The decision in Jalla v Shell might be said to represent a step back for UK "class-action" style claims in its stricter interpretation of CPR 19.6. In reality, though, it simply highlights the difficulties in satisfying the "same interest" condition in non-data protection claims, as well as providing some helpful clarity and guidance for those who attempt to do so in future.
In August of this year, the High Court struck out the representative element of a claim brought on behalf of various Nigerian individuals and communities, seeking redress for damage allegedly caused to land and water supplied by a 2011 oil spill. The defendants applied to strike out the proceedings on various grounds, including that they could not properly constitute a representative action because the lead claimants and those they purported to represent did not all have the "same interest" as required by CPR 19.6.
Pending the hearing of the defendants' strike-out application, and in an attempt to circumvent it, the claimants issued fresh proceedings which largely mirrored the initial claims, with the exception that their additional proceedings (the "Protective Proceedings") were brought in the name of each individual and community. The claimants then applied to consolidate the two actions and submitted that the Protective Proceedings should be reserved for the "individualised" claims for damages, and that the original action need only address the claimants' remediation relief.
The High Court held that the proceedings could not continue as a Representative Action because the claimants did not satisfy the "same interest" condition; the representative element of the proceedings were therefore struck out, leaving the personal claims of the two lead claimants as well as the Protective Proceedings. Notably, Mr. Justice Stuart-Smith acknowledged that there could be no doubt that the claims raised common issues of law and fact, but that those alone would not give rise to a right to relief. Each individual claimant or community would have to prove that the oil spill caused them damage, a requirement which could not be reconciled with the "same interest" condition. Mr. Justice Stuart-Smith did, however, hold that were the "same interest" condition satisfied, the representative proceedings would not have been struck out on the basis of failure to ascertain the relevant class.
Mr. Justice Stuart-Smith helpfully distilled the relevant principles on the "same interest" condition in CPR r. 19(6)(1) as follows:
- The “same interest” condition is statutory and should not be abrogated or substituted by reference to the overriding objective. It is, however, to be interpreted having regard to the overriding objective and should not be used as an "unnecessary technical tripwire".
- The “same interest” which the represented parties must have is a common interest, which is based upon a common grievance, in obtaining relief that is beneficial to all represented parties.
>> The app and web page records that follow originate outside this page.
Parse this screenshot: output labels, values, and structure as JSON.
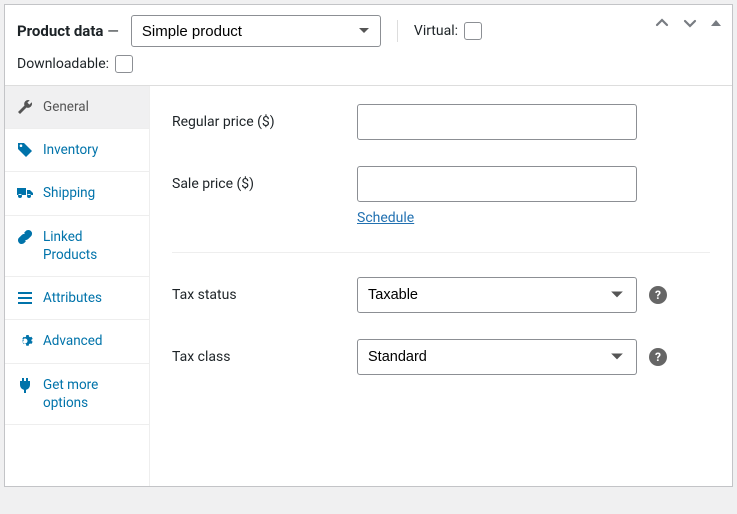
{
  "header": {
    "title": "Product data",
    "dash": "—",
    "product_type": "Simple product",
    "virtual_label": "Virtual:",
    "downloadable_label": "Downloadable:"
  },
  "tabs": [
    {
      "label": "General"
    },
    {
      "label": "Inventory"
    },
    {
      "label": "Shipping"
    },
    {
      "label": "Linked Products"
    },
    {
      "label": "Attributes"
    },
    {
      "label": "Advanced"
    },
    {
      "label": "Get more options"
    }
  ],
  "form": {
    "regular_price_label": "Regular price ($)",
    "sale_price_label": "Sale price ($)",
    "schedule_link": "Schedule",
    "tax_status_label": "Tax status",
    "tax_status_value": "Taxable",
    "tax_class_label": "Tax class",
    "tax_class_value": "Standard",
    "help_glyph": "?"
  }
}
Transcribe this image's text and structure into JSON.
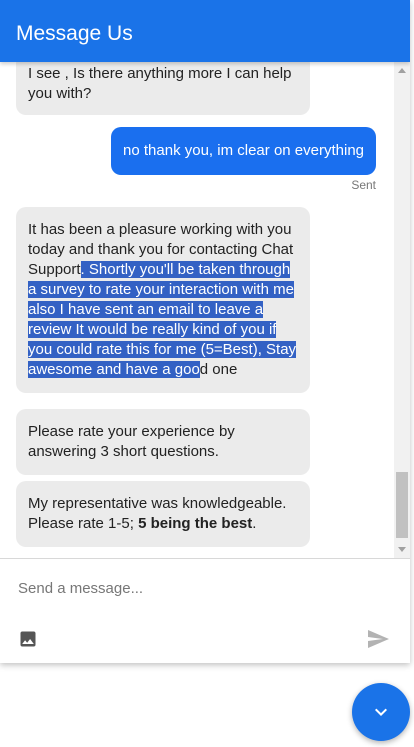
{
  "header": {
    "title": "Message Us"
  },
  "messages": [
    {
      "sender": "agent",
      "text": "I see , Is there anything  more I can help you with?"
    },
    {
      "sender": "user",
      "text": "no thank you, im clear on everything",
      "status": "Sent"
    },
    {
      "sender": "agent",
      "text_plain": "It has been a pleasure working with you today and thank you for contacting Chat Support",
      "text_selected": ". Shortly you'll be taken through a survey to rate your interaction with me also I have sent an email to leave a review It would be really kind of you if you could rate this for me (5=Best), Stay awesome and have a goo",
      "text_tail": "d one"
    },
    {
      "sender": "agent",
      "text": "Please rate your experience by answering 3 short questions."
    },
    {
      "sender": "agent",
      "text": "My representative was knowledgeable. Please rate 1-5; ",
      "text_bold": "5 being the best",
      "text_end": "."
    }
  ],
  "composer": {
    "placeholder": "Send a message..."
  },
  "icons": {
    "attach": "image-icon",
    "send": "send-icon",
    "minimize": "chevron-down-icon"
  },
  "colors": {
    "primary": "#1a73e8",
    "user_bubble": "#1a6fef",
    "agent_bubble": "#ebebeb",
    "selection": "#3361c4"
  }
}
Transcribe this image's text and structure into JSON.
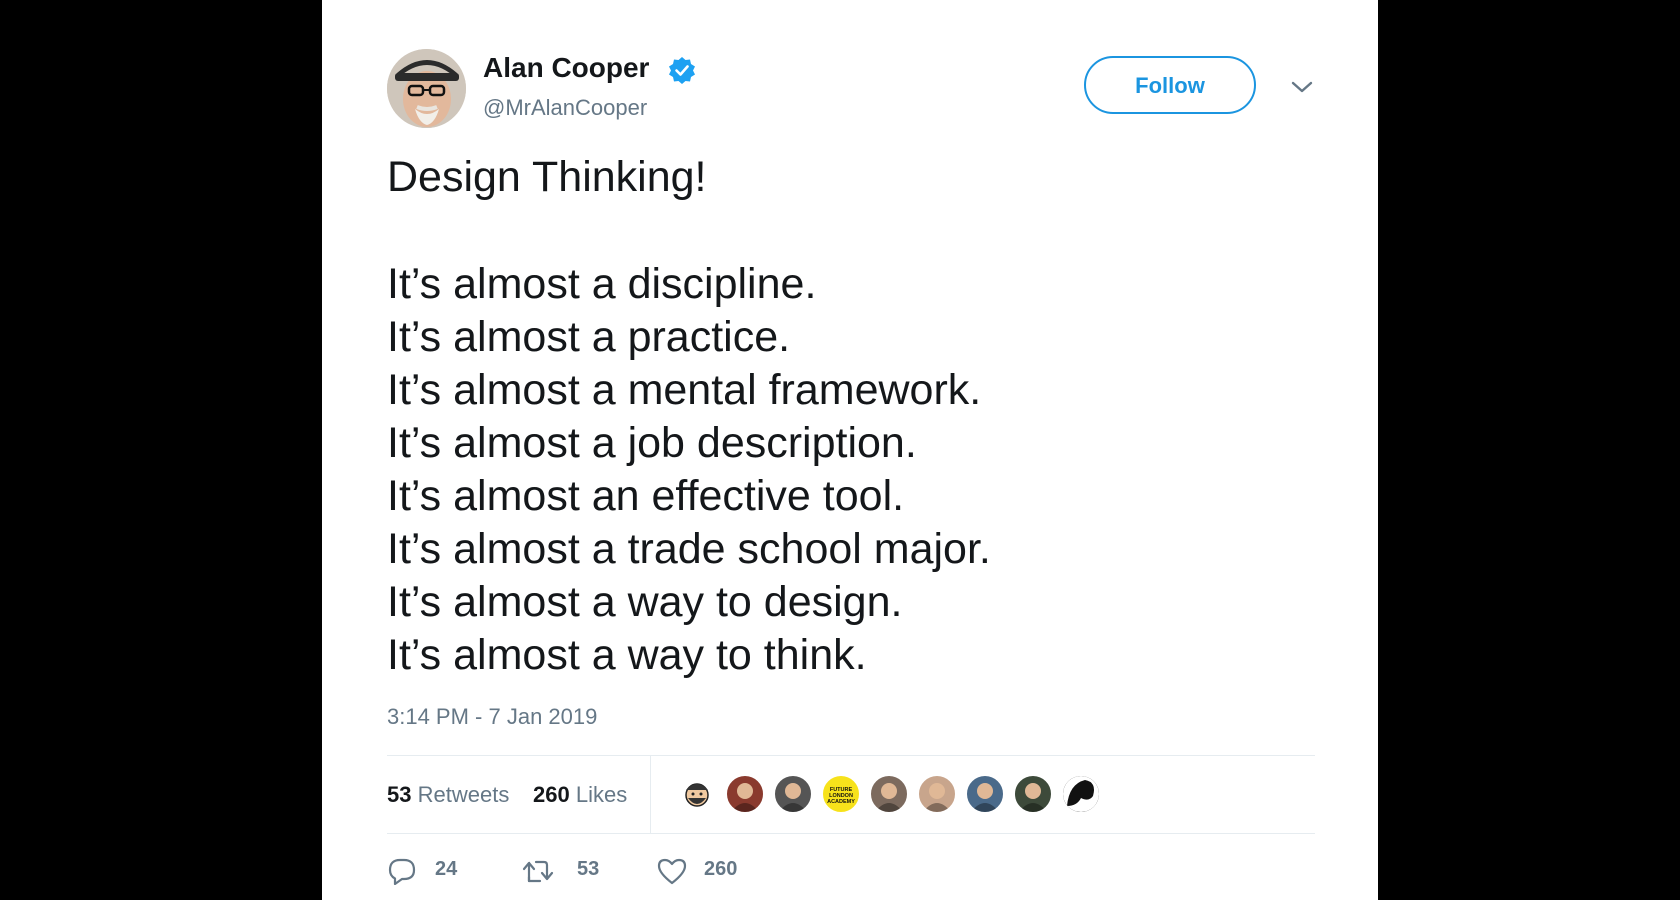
{
  "author": {
    "name": "Alan Cooper",
    "handle": "@MrAlanCooper",
    "verified": true
  },
  "follow_button": {
    "label": "Follow"
  },
  "tweet": {
    "title": "Design Thinking!",
    "lines": [
      "It’s almost a discipline.",
      "It’s almost a practice.",
      "It’s almost a mental framework.",
      "It’s almost a job description.",
      "It’s almost an effective tool.",
      "It’s almost a trade school major.",
      "It’s almost a way to design.",
      "It’s almost a way to think."
    ],
    "timestamp": "3:14 PM - 7 Jan 2019"
  },
  "stats": {
    "retweets_count": "53",
    "retweets_label": "Retweets",
    "likes_count": "260",
    "likes_label": "Likes"
  },
  "liked_by": [
    {
      "icon": "avatar-cartoon-beard",
      "bg": "#ffffff"
    },
    {
      "icon": "avatar-group-photo",
      "bg": "#8a3a2e"
    },
    {
      "icon": "avatar-man-bw",
      "bg": "#555555"
    },
    {
      "icon": "avatar-future-london-academy",
      "bg": "#f7e21b",
      "text": "FUTURE LONDON ACADEMY"
    },
    {
      "icon": "avatar-man-glasses",
      "bg": "#7c6a5e"
    },
    {
      "icon": "avatar-man-smiling",
      "bg": "#c8a58c"
    },
    {
      "icon": "avatar-man-sunglasses",
      "bg": "#4a6a8a"
    },
    {
      "icon": "avatar-woman",
      "bg": "#3d4a3a"
    },
    {
      "icon": "avatar-silhouette",
      "bg": "#111111"
    }
  ],
  "actions": {
    "reply_count": "24",
    "retweet_count": "53",
    "like_count": "260"
  },
  "colors": {
    "accent": "#1b95e0",
    "text": "#14171a",
    "muted": "#657786",
    "divider": "#e6ecf0"
  }
}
It is not sufficient that multiple claimants wish to bring claims which have some common question of fact or law.
- The existence of individual claims over and above the claim for relief in which the represented parties have the same interest does not necessarily render representative proceedings inapplicable or inappropriate. The question is whether the additional claims can be regarded as “a subsidiary matter” or whether they affect the overall character of the litigation.
- Similarly, while the court will pay little attention to potential individual defences that are merely theoretical, the existence of potential defences affecting some represented parties’ claims but not those of others tends to militate against representative proceedings being appropriate.
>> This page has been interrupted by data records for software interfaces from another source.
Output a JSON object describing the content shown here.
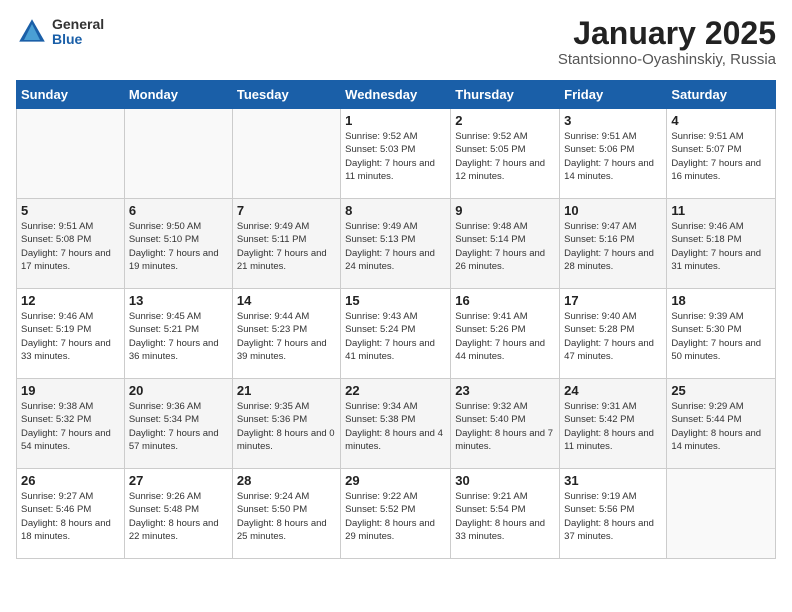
{
  "header": {
    "logo_general": "General",
    "logo_blue": "Blue",
    "title": "January 2025",
    "subtitle": "Stantsionno-Oyashinskiy, Russia"
  },
  "weekdays": [
    "Sunday",
    "Monday",
    "Tuesday",
    "Wednesday",
    "Thursday",
    "Friday",
    "Saturday"
  ],
  "weeks": [
    [
      {
        "day": "",
        "detail": ""
      },
      {
        "day": "",
        "detail": ""
      },
      {
        "day": "",
        "detail": ""
      },
      {
        "day": "1",
        "detail": "Sunrise: 9:52 AM\nSunset: 5:03 PM\nDaylight: 7 hours\nand 11 minutes."
      },
      {
        "day": "2",
        "detail": "Sunrise: 9:52 AM\nSunset: 5:05 PM\nDaylight: 7 hours\nand 12 minutes."
      },
      {
        "day": "3",
        "detail": "Sunrise: 9:51 AM\nSunset: 5:06 PM\nDaylight: 7 hours\nand 14 minutes."
      },
      {
        "day": "4",
        "detail": "Sunrise: 9:51 AM\nSunset: 5:07 PM\nDaylight: 7 hours\nand 16 minutes."
      }
    ],
    [
      {
        "day": "5",
        "detail": "Sunrise: 9:51 AM\nSunset: 5:08 PM\nDaylight: 7 hours\nand 17 minutes."
      },
      {
        "day": "6",
        "detail": "Sunrise: 9:50 AM\nSunset: 5:10 PM\nDaylight: 7 hours\nand 19 minutes."
      },
      {
        "day": "7",
        "detail": "Sunrise: 9:49 AM\nSunset: 5:11 PM\nDaylight: 7 hours\nand 21 minutes."
      },
      {
        "day": "8",
        "detail": "Sunrise: 9:49 AM\nSunset: 5:13 PM\nDaylight: 7 hours\nand 24 minutes."
      },
      {
        "day": "9",
        "detail": "Sunrise: 9:48 AM\nSunset: 5:14 PM\nDaylight: 7 hours\nand 26 minutes."
      },
      {
        "day": "10",
        "detail": "Sunrise: 9:47 AM\nSunset: 5:16 PM\nDaylight: 7 hours\nand 28 minutes."
      },
      {
        "day": "11",
        "detail": "Sunrise: 9:46 AM\nSunset: 5:18 PM\nDaylight: 7 hours\nand 31 minutes."
      }
    ],
    [
      {
        "day": "12",
        "detail": "Sunrise: 9:46 AM\nSunset: 5:19 PM\nDaylight: 7 hours\nand 33 minutes."
      },
      {
        "day": "13",
        "detail": "Sunrise: 9:45 AM\nSunset: 5:21 PM\nDaylight: 7 hours\nand 36 minutes."
      },
      {
        "day": "14",
        "detail": "Sunrise: 9:44 AM\nSunset: 5:23 PM\nDaylight: 7 hours\nand 39 minutes."
      },
      {
        "day": "15",
        "detail": "Sunrise: 9:43 AM\nSunset: 5:24 PM\nDaylight: 7 hours\nand 41 minutes."
      },
      {
        "day": "16",
        "detail": "Sunrise: 9:41 AM\nSunset: 5:26 PM\nDaylight: 7 hours\nand 44 minutes."
      },
      {
        "day": "17",
        "detail": "Sunrise: 9:40 AM\nSunset: 5:28 PM\nDaylight: 7 hours\nand 47 minutes."
      },
      {
        "day": "18",
        "detail": "Sunrise: 9:39 AM\nSunset: 5:30 PM\nDaylight: 7 hours\nand 50 minutes."
      }
    ],
    [
      {
        "day": "19",
        "detail": "Sunrise: 9:38 AM\nSunset: 5:32 PM\nDaylight: 7 hours\nand 54 minutes."
      },
      {
        "day": "20",
        "detail": "Sunrise: 9:36 AM\nSunset: 5:34 PM\nDaylight: 7 hours\nand 57 minutes."
      },
      {
        "day": "21",
        "detail": "Sunrise: 9:35 AM\nSunset: 5:36 PM\nDaylight: 8 hours\nand 0 minutes."
      },
      {
        "day": "22",
        "detail": "Sunrise: 9:34 AM\nSunset: 5:38 PM\nDaylight: 8 hours\nand 4 minutes."
      },
      {
        "day": "23",
        "detail": "Sunrise: 9:32 AM\nSunset: 5:40 PM\nDaylight: 8 hours\nand 7 minutes."
      },
      {
        "day": "24",
        "detail": "Sunrise: 9:31 AM\nSunset: 5:42 PM\nDaylight: 8 hours\nand 11 minutes."
      },
      {
        "day": "25",
        "detail": "Sunrise: 9:29 AM\nSunset: 5:44 PM\nDaylight: 8 hours\nand 14 minutes."
      }
    ],
    [
      {
        "day": "26",
        "detail": "Sunrise: 9:27 AM\nSunset: 5:46 PM\nDaylight: 8 hours\nand 18 minutes."
      },
      {
        "day": "27",
        "detail": "Sunrise: 9:26 AM\nSunset: 5:48 PM\nDaylight: 8 hours\nand 22 minutes."
      },
      {
        "day": "28",
        "detail": "Sunrise: 9:24 AM\nSunset: 5:50 PM\nDaylight: 8 hours\nand 25 minutes."
      },
      {
        "day": "29",
        "detail": "Sunrise: 9:22 AM\nSunset: 5:52 PM\nDaylight: 8 hours\nand 29 minutes."
      },
      {
        "day": "30",
        "detail": "Sunrise: 9:21 AM\nSunset: 5:54 PM\nDaylight: 8 hours\nand 33 minutes."
      },
      {
        "day": "31",
        "detail": "Sunrise: 9:19 AM\nSunset: 5:56 PM\nDaylight: 8 hours\nand 37 minutes."
      },
      {
        "day": "",
        "detail": ""
      }
    ]
  ]
}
- There need not be a congruity of causes of action between the lead claimants and those they represent, so long as there is no conflict between them, and the causes of action are "in effect" the same for all practical purposes. This was the case in Millharbour Management Ltd v Weston Homes Ltd ( EWHC 661 (TCC)), a rare example of a representative action granted in a non-data protection claim, involving allegations of defects in a block of flats.
- If the criterion of “the same interest” is satisfied, the court’s discretion to permit representative proceedings to continue should be exercised in accordance with the overriding objective.
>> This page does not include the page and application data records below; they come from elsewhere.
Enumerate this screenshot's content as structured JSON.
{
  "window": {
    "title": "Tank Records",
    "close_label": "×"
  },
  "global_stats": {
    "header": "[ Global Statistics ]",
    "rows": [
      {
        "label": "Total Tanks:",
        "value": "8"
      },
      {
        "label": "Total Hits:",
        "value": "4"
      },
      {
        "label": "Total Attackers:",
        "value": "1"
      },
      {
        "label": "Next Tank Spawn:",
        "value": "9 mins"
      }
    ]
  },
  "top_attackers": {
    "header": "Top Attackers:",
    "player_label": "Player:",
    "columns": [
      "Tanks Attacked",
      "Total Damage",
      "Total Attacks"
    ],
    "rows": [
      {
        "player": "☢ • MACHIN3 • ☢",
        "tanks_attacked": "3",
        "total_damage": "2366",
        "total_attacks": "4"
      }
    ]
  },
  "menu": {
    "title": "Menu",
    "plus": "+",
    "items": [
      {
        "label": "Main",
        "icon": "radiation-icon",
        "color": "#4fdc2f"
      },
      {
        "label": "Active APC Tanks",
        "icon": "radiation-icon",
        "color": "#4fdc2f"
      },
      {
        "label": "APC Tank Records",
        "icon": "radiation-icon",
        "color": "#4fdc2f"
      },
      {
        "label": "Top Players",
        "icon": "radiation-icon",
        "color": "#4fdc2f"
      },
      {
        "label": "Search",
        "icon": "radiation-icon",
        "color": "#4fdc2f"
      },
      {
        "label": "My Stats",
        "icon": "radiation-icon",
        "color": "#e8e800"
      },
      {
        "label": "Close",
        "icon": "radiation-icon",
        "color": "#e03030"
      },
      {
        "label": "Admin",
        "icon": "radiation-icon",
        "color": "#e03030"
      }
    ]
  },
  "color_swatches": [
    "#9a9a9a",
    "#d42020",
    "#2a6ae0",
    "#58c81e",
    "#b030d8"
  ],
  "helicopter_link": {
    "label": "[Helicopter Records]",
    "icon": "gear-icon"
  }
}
What can we take from Jalla v Shell?
The decision in Jalla v Shell reflects a continued strict interpretation of the "same interest" condition required for a Representative Action, but the following useful guidance can be gleaned for future purposes:
- Individual elements over and above the claim in which the parties have the "same interest" will not preclude a Representative Action, so long as the individual elements are "subsidiary" to the main issue. In this case, individual issues of causation and damage were held to be integral to the issues raised.
- Claimants are more likely to satisfy the "same interest" condition if the claimants are seeking a uniform amount of damages, without having to prove damage for each individual.
- The defendants' ability or requirement to advance individualised defences will militate against the appropriateness of a Representative Action, although it will not automatically preclude one.
- Claimants should not forget that there are alternative, perhaps more easily sought, mechanisms by which they can commence multi-party proceedings.